We decided to have a look around town and by a weird form of mutual mind reading, we all bought presents for each other, this probably sounds more grand than it actually was, the presents mostly came from the many pound shops on Eastgate High Street, Michael got some children’s underwear (he works with young children and often tells stories involving toilet based failures with the kids, not him obviously, he’s 23.) Lewis got a lovely new case for his phone, I think it had a pink pony on it, I got a charming T shirt with a message about Scottish Independence with the word freedom emblazoned under a picture of William Wallace or Mel Gibson, (the two are now interchangeable.) Ross (not a leader per se but an ex-member who is now a doctor - we turn out quality people you know…) was given a toy doctor’s set, useful in this age of NHS cuts. There were also red horns and a tail kicking around, I assume they were available for purchase because Halloween would soon be upon us and

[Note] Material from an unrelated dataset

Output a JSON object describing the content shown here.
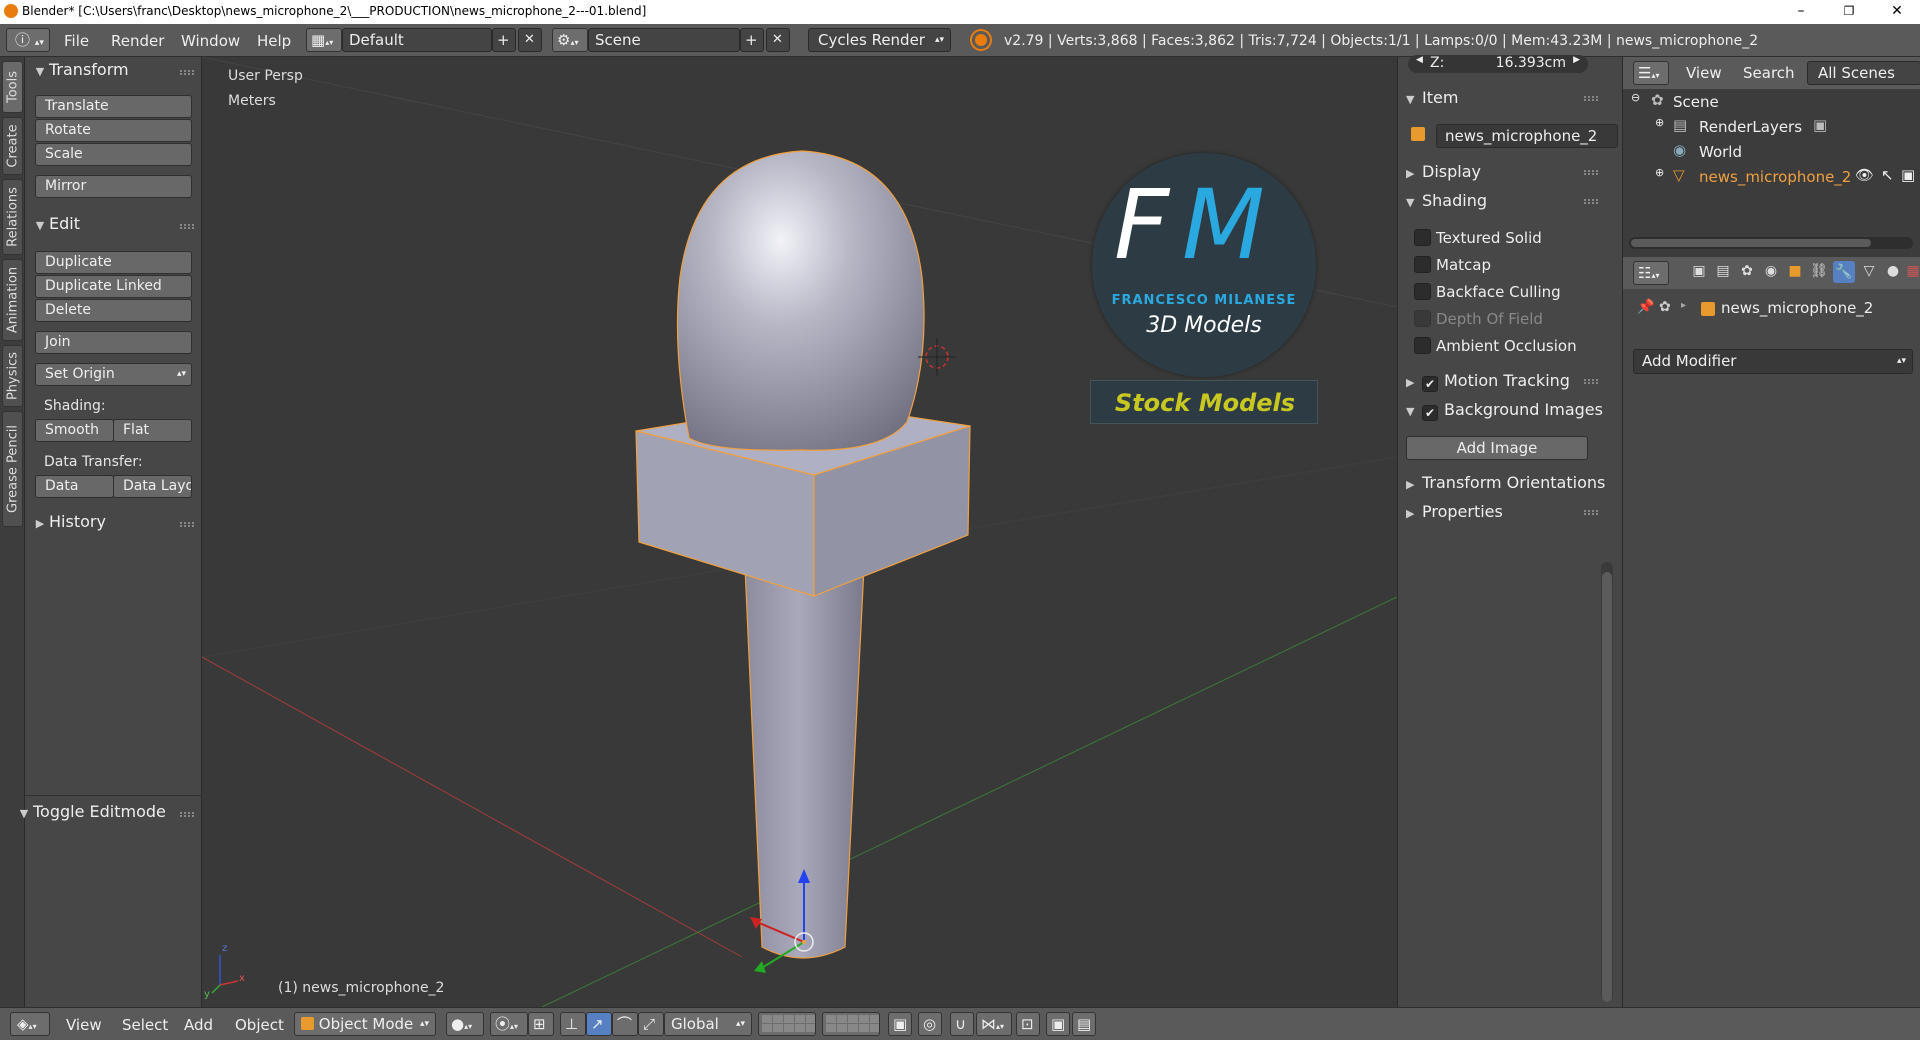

Inverness must have its fair share of drunken slappers prepared to don such attire. Equally they may have been left in the room by the previous incumbents, something tells me the hostel’s chambermaids aren’t as conscientious as they could be, or that they even exist.
When ever we see a pound shop we can’t walk by with out seeing who can buy the most useless artefact for a quid, it’s become a bit of a habit, so this is what we did, I managed to find some arm tattoos, like tights with a pattern on and about as convincing as Jimmy Saville claiming he actually was in Mothercare for some baby powder. Michael went one better and bought an East 17 CD (I know…) Lewis on the other hand bought a pack of tin foil containers of the kind Chinese and indeed, Indian Takeaways use for food. I like to think we left them at the hostel, if ever it reverts back to an Indian Restaurant, they can hit the ground running.
While the younger crowd returned to the hostel we went to the pub, Hootenanny’s has live music on every night, this evening a three piece band was in residence playing mostly rock, last time I was here it was the Rooty-ma-toot Big Band which if I’m being honest, I preferred. The main guy in the three-piece could certainly play his guitar but after a while it got a bit samey and overly loud, he really put his heart into it although the bass player looked on the brink of suicide, which I understand is normal for them. By far though, it was the drummer who seemed to be having the most fun.
We came away from there and had a drink in a Karaoke bar called ‘Gun Smiths’ which was rubbish, at that we decided to return to the Hostel, we were all feeling peckish and wondered if they could still rustle up a curry.
Go to Pt 9
Go to Pt 9